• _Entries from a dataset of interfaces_

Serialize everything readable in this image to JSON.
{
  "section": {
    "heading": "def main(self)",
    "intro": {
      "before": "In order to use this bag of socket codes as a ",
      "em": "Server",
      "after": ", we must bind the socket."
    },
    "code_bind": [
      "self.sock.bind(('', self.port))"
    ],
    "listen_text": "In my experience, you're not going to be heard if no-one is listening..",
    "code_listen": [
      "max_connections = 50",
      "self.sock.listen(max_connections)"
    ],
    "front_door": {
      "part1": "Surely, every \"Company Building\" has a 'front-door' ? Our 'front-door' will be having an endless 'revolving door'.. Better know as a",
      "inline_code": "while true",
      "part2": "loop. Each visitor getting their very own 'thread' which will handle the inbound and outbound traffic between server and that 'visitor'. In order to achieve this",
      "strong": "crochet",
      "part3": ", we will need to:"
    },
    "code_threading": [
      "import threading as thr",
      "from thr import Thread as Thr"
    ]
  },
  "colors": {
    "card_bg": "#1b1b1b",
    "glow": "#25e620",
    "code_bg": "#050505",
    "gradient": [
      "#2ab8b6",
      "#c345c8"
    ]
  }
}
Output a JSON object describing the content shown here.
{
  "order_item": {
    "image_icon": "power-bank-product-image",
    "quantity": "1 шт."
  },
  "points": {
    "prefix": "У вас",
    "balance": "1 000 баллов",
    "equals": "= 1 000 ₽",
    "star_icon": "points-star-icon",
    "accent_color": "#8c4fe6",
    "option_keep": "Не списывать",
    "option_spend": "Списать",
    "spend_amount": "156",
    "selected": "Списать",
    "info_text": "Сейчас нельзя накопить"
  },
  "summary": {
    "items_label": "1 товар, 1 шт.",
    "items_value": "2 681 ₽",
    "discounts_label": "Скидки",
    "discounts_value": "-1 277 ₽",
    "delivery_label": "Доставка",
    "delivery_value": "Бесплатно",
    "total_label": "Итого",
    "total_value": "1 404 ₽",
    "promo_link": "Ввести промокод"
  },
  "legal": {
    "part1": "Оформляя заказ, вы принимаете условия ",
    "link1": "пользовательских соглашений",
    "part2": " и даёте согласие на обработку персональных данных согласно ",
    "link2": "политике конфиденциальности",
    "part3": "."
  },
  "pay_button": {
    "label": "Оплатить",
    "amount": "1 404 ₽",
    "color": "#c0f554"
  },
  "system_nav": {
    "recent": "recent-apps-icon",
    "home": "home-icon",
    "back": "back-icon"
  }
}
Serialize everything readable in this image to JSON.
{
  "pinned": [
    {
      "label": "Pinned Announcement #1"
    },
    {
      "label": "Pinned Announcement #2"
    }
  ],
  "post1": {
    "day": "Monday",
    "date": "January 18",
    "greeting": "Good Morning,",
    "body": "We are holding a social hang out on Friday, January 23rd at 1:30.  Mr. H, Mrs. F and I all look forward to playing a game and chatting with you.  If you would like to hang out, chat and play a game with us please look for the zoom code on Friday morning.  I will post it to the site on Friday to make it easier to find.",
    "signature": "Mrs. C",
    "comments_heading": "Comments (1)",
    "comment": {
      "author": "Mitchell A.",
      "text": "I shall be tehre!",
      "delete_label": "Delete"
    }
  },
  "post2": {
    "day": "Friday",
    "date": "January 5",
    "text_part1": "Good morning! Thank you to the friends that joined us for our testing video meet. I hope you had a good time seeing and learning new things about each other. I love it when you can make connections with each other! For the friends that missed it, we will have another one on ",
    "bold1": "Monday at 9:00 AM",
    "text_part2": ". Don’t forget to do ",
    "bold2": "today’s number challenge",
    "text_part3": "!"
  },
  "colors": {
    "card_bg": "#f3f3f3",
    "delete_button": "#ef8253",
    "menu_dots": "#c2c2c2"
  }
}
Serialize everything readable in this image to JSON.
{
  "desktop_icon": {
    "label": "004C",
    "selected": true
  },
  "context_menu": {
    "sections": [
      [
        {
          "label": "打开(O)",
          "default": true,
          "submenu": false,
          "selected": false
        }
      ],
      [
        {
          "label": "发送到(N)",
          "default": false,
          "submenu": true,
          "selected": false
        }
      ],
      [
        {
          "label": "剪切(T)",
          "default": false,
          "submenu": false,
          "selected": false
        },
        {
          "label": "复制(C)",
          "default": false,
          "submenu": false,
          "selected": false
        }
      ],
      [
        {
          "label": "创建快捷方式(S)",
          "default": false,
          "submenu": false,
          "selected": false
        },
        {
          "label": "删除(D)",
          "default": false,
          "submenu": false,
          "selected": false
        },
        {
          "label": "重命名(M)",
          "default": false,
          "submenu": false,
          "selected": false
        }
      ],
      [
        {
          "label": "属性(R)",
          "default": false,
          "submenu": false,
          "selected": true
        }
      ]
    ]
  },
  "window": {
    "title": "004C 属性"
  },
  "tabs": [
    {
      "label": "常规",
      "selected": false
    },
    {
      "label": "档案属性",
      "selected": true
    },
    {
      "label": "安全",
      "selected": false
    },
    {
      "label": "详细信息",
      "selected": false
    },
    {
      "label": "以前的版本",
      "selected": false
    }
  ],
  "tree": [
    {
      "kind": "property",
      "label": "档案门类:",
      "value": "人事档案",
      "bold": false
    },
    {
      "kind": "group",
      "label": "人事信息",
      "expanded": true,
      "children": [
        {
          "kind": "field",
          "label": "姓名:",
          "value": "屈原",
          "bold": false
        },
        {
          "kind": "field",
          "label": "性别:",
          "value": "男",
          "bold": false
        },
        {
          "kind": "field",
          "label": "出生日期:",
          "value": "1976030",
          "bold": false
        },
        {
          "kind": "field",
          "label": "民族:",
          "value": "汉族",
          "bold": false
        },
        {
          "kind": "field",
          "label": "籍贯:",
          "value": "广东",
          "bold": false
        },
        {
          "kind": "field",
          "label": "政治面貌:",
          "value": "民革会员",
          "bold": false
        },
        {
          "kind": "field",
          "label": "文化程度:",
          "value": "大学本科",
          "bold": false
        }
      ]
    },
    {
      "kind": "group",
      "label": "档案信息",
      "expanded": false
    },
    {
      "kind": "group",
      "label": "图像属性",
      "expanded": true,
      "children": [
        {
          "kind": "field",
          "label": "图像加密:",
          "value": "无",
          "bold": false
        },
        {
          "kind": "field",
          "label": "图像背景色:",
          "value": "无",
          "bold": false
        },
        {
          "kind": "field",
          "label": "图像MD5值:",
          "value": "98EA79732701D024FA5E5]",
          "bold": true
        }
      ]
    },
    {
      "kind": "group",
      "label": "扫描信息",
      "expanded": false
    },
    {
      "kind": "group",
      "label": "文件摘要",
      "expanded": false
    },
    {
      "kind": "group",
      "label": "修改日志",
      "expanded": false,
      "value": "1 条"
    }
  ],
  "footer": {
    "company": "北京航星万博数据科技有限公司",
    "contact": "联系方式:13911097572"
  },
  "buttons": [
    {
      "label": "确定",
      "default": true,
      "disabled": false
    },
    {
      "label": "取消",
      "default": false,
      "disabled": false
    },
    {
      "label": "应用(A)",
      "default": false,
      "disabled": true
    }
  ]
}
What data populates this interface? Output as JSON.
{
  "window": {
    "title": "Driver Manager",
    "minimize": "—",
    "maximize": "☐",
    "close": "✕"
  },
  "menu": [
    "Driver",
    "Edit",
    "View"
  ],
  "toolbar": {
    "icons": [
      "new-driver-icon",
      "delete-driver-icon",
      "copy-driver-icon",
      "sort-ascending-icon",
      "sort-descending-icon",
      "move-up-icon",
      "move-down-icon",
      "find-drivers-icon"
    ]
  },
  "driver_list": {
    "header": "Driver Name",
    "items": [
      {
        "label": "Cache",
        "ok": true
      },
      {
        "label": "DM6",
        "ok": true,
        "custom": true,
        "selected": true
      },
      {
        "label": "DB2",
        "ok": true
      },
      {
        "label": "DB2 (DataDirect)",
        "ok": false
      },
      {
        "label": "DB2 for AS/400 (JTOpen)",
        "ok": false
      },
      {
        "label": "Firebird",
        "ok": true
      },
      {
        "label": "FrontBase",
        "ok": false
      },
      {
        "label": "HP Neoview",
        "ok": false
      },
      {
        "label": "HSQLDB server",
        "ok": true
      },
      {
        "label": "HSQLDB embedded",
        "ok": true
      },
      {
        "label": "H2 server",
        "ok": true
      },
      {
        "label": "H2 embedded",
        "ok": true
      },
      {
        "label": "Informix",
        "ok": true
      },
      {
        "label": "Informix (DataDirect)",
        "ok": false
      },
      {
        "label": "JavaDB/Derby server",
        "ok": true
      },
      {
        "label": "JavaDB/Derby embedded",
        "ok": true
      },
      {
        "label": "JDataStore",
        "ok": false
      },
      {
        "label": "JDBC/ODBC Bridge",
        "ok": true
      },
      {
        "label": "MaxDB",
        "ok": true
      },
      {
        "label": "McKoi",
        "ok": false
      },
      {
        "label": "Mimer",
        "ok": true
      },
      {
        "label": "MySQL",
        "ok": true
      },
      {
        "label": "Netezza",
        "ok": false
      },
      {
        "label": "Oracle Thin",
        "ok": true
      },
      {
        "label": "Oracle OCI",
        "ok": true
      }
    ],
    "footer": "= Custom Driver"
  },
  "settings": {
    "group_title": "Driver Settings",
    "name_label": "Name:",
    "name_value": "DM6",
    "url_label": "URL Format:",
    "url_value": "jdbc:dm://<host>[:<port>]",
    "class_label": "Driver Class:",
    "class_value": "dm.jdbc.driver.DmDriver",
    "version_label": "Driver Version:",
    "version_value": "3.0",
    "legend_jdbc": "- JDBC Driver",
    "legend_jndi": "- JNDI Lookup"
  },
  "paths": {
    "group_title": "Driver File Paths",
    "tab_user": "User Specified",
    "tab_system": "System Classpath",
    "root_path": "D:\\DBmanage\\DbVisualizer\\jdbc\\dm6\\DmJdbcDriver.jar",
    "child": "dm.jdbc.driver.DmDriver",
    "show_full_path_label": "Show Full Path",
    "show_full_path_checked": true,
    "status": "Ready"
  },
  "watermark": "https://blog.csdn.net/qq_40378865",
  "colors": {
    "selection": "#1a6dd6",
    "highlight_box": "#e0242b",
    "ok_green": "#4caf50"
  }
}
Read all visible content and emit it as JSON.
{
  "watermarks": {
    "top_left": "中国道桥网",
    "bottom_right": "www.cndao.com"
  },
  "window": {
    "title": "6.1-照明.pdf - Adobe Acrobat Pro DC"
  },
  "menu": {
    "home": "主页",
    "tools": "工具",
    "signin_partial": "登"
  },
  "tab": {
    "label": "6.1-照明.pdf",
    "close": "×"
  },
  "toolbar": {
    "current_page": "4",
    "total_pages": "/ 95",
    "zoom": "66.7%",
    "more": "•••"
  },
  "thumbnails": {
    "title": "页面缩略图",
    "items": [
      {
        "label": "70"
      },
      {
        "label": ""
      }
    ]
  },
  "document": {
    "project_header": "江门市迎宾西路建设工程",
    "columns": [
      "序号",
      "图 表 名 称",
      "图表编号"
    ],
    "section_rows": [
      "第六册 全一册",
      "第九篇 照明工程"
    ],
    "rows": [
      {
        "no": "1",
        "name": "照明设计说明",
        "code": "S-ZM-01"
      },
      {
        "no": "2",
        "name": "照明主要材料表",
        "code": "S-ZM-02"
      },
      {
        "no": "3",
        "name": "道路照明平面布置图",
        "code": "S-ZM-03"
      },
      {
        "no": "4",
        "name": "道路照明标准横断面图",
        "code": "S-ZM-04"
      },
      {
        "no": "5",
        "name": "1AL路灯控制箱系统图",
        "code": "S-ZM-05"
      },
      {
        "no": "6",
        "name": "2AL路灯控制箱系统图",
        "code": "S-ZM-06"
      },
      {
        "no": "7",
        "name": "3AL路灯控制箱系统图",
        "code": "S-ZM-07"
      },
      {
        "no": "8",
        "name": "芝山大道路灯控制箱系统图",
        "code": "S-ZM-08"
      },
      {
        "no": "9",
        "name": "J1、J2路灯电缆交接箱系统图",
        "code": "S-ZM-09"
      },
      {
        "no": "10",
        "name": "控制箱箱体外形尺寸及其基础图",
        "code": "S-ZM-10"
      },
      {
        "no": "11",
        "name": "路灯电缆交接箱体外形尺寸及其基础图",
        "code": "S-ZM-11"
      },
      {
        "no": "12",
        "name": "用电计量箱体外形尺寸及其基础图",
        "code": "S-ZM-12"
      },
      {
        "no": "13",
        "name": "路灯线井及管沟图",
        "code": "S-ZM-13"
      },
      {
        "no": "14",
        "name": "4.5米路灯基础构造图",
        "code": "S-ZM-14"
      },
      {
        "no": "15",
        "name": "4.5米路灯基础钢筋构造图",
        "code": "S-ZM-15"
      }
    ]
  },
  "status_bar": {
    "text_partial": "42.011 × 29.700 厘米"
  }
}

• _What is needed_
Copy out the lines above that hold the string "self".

• _Response area_
    "heading": "def main(self)",
      "self.sock.bind(('', self.port))"
      "self.sock.listen(max_connections)"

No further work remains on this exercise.